      • Modify dns or /etc/hosts
        • name resolv order = wins host
        • Checks wins first, host second
    • User authentication
      • Windows NT 4 SP3 changed to encrypted passwords
      • We will assume encrypted passwords
      • Use user level authentication not share level, it is more secure
    • Authentication Parameters
        • Security = user
        • encrypt passwords = yes
        • null passwords = no
        • smb passwd file = /etc/smbpasswd
        • unix password sync = no
        • ;do not restrict host access , comment out
        • ; allow hosts =
        • ; deny hosts =
    • Explicitly state interfaces
      • Only needed if more than 1 interface is installed
      • Interfaces = eth0
      • Tell SAMBA how to handle TCP transmissions
      • socket options = TCP_NODELAY SO_RECVBUF=8192 SO_SNDBUF=8192
    • Case Sensitivity
      • Use the windows NT way
        • default case = lower
        • case sensitive = no
        • preserve case = yes
        • password level = 0
    • Testing the config
      • Testparm tests the configuration and reports any syntax errors
      • Only syntax is tested not context
    • Starting the server
      • Both smbd and nmbd need to be started
      • $ /etc/rc.d/init.d/smb start
      • Check the log files /var/log/samba/ log.smb and log.nmb for errors
    • Adding Samba users
      • Use the perl script smbadduser
      • $smbadduser linuxid:ntid
      • The linux and NT user must already exist
    • Defining File Shares
      • [sharename]
        • comment = Seneca Share
        • path = /senecadir
        • guest ok = yes
        • browseable = yes
        • writable = yes
        • read list = usernames
        • write list = usernames
        • admin list = usernames
    • Defining Printer Shares
      • [global]
        • Printing - bsd
        • printcap name = /etc/printcap
        • load printers = yes
      • Printcap is the printer config file
    • Printer definitions
      • [printers]
        • comment = All Printers
        • browseable = no
        • printable = yes
        • public = no
        • read only = yes
        • create mode = 0700
        • directory = /tmp
    • Regarding Printing

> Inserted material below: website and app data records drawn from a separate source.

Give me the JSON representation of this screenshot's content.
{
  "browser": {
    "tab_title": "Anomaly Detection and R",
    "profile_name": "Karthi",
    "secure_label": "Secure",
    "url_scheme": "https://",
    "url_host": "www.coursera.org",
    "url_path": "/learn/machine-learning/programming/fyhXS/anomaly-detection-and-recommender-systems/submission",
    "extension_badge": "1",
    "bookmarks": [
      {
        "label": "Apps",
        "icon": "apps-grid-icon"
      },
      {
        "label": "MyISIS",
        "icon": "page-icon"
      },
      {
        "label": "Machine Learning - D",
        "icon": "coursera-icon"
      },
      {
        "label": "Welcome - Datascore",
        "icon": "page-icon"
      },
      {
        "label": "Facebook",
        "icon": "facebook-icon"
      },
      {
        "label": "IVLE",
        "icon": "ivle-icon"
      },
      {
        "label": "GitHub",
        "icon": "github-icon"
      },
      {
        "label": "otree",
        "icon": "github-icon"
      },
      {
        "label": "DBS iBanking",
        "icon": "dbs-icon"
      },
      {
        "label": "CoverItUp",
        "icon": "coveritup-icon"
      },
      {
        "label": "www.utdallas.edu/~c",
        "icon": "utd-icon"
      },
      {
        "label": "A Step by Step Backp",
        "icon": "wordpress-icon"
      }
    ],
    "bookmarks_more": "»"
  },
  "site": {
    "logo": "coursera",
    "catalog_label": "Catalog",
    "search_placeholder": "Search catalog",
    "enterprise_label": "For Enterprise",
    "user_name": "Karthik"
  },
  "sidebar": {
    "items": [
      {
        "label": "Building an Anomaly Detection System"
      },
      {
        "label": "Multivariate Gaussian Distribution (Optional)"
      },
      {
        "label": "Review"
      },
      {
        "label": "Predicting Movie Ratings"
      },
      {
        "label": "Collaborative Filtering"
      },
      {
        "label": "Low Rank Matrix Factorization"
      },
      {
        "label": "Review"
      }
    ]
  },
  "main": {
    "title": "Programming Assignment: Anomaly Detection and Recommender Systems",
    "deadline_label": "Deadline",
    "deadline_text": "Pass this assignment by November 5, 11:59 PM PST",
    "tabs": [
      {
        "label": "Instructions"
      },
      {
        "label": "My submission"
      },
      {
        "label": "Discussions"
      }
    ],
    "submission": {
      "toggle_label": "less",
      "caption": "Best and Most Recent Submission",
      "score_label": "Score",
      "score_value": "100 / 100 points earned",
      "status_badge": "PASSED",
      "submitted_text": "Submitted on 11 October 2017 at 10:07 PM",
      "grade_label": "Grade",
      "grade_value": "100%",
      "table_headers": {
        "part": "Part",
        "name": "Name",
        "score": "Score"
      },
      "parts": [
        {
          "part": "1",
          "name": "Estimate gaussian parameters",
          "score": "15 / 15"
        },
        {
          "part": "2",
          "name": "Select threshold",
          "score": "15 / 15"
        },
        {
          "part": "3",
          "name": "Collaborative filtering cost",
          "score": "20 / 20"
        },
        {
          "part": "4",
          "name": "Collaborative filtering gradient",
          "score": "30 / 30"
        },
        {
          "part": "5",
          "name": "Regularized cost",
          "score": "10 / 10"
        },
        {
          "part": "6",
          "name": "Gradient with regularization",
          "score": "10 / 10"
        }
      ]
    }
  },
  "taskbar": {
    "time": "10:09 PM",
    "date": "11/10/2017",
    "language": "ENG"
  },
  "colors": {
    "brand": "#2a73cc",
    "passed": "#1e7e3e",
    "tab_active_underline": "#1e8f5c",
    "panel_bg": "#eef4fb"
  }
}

      • SAMBA routes printing by default through LPD specified using printing = bsd
      • Printers can be directly configured with printtool
    • Client Setup
      • Three main client programs
        • smbclient
        • smbmount
        • smbprint
        • Print requests must be sent through the local print filters
    • Connecting to an SMB share
      • Mounting
        • $ smbmount //servername/sharename /localpath -o options username= ?user? password= ?password?
    • SAMBA 2.0
      • Has more concrete support for NT Domains
      • a user can log in to a Windows NT domain and use all the computers in the domain without logging into them individually
    • Performance
      • Name/browsing service now supports 35,000 simultaneous clients
      • File and print services support many concurrent users without noticeable performance degradation.
    • Performance
      • Linux/Samba on identical hardware now consistently performs better than NT Server
      • Improved locking allows client machines to cache entire files locally, improving speed
      • and many more
    • End of Presentation